Start of Block
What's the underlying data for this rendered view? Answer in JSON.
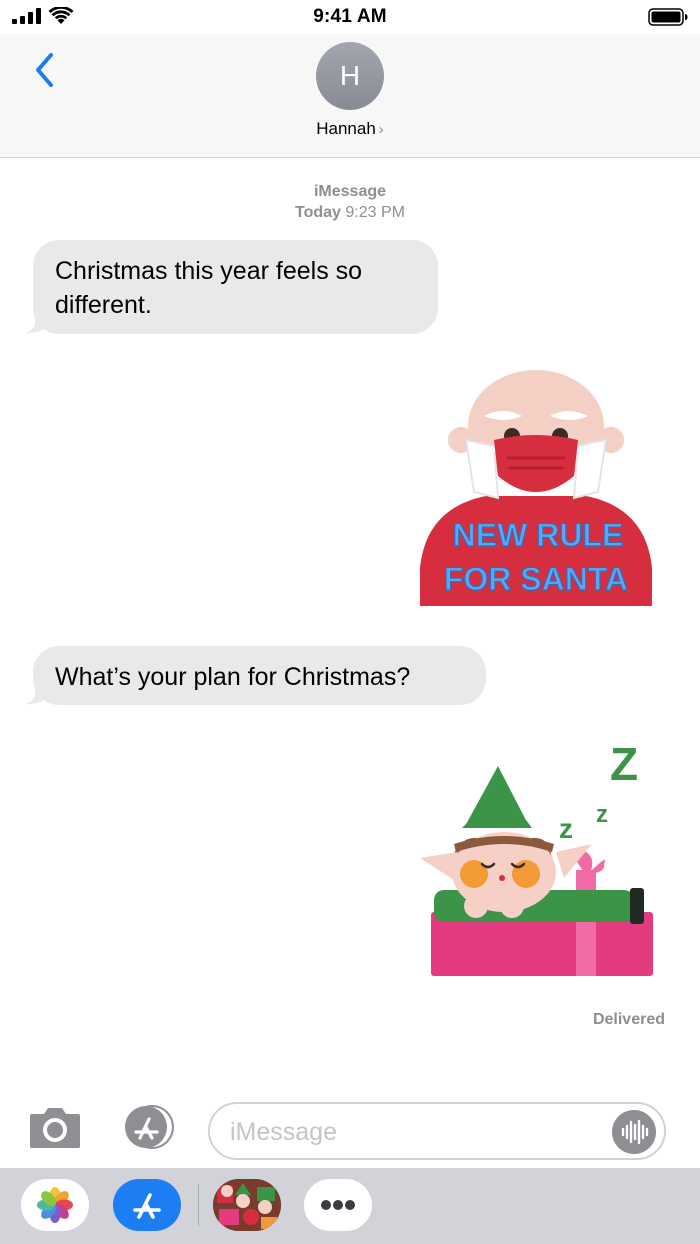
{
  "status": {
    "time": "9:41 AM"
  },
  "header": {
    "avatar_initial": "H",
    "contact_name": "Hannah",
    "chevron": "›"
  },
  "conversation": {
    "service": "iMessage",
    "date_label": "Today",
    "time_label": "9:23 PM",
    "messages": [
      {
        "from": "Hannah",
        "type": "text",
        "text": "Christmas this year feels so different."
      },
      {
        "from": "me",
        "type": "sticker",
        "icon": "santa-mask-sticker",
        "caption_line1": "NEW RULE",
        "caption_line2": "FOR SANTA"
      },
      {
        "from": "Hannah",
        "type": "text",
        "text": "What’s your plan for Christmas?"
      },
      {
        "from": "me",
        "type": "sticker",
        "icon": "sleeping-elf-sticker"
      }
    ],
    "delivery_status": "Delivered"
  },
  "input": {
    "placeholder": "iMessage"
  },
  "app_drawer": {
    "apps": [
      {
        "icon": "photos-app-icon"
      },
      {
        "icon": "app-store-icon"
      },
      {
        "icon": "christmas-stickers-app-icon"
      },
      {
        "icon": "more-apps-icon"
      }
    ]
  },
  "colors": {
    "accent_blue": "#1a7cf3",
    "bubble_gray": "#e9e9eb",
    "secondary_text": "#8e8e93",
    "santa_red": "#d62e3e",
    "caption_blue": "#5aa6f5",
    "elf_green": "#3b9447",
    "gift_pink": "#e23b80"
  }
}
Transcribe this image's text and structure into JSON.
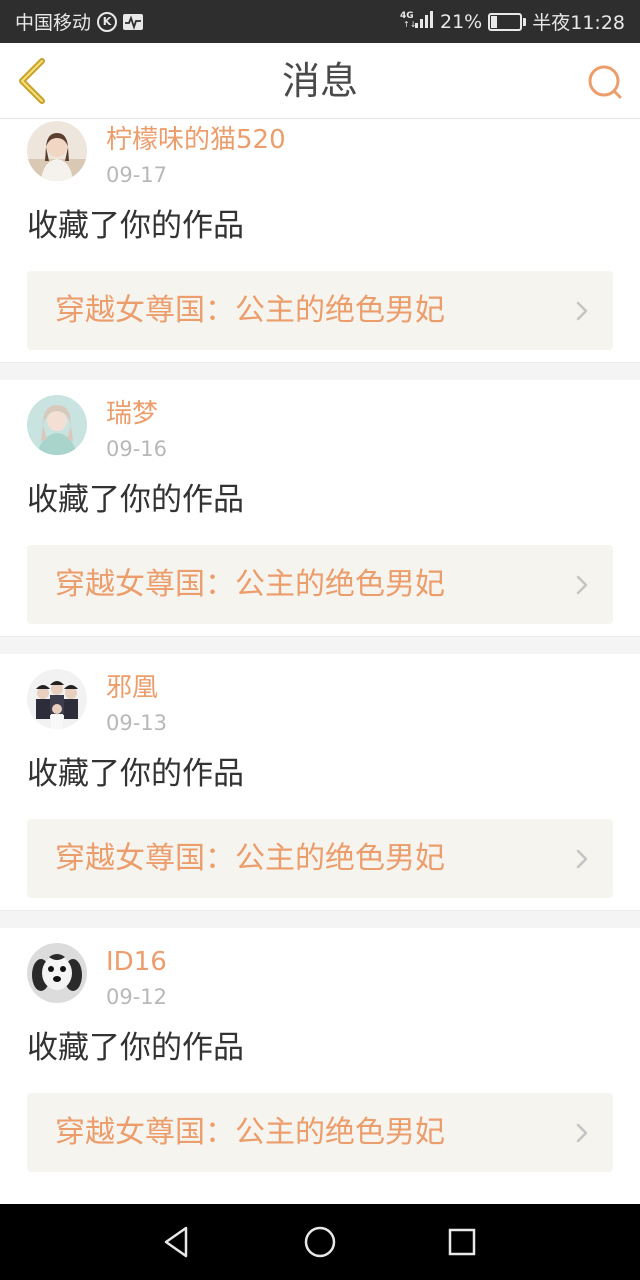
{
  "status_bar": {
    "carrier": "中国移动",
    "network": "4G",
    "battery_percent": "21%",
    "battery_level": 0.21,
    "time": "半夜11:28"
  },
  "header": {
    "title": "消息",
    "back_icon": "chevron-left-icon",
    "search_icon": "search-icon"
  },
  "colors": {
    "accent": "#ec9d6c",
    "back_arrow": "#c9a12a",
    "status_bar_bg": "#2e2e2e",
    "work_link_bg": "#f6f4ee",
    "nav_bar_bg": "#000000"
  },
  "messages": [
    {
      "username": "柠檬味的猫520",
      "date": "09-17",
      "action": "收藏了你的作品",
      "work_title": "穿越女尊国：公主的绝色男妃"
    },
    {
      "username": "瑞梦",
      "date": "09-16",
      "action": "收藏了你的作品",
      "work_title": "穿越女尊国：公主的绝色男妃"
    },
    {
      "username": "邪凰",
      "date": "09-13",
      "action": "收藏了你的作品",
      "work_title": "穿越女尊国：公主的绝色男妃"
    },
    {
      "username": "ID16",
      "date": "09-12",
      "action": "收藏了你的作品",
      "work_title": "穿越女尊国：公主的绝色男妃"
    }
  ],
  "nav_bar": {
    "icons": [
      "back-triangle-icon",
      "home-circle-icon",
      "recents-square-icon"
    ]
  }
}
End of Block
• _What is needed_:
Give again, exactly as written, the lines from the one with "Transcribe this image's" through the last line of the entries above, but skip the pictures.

• _Answer to this exercise_:
Transcribe this image's text and structure into JSON.
{
  "status_bar": {
    "carrier": "中国移动",
    "network": "4G",
    "battery_percent": "21%",
    "battery_level": 0.21,
    "time": "半夜11:28"
  },
  "header": {
    "title": "消息",
    "back_icon": "chevron-left-icon",
    "search_icon": "search-icon"
  },
  "colors": {
    "accent": "#ec9d6c",
    "back_arrow": "#c9a12a",
    "status_bar_bg": "#2e2e2e",
    "work_link_bg": "#f6f4ee",
    "nav_bar_bg": "#000000"
  },
  "messages": [
    {
      "username": "柠檬味的猫520",
      "date": "09-17",
      "action": "收藏了你的作品",
      "work_title": "穿越女尊国：公主的绝色男妃"
    },
    {
      "username": "瑞梦",
      "date": "09-16",
      "action": "收藏了你的作品",
      "work_title": "穿越女尊国：公主的绝色男妃"
    },
    {
      "username": "邪凰",
      "date": "09-13",
      "action": "收藏了你的作品",
      "work_title": "穿越女尊国：公主的绝色男妃"
    },
    {
      "username": "ID16",
      "date": "09-12",
      "action": "收藏了你的作品",
      "work_title": "穿越女尊国：公主的绝色男妃"
    }
  ],
  "nav_bar": {
    "icons": [
      "back-triangle-icon",
      "home-circle-icon",
      "recents-square-icon"
    ]
  }
}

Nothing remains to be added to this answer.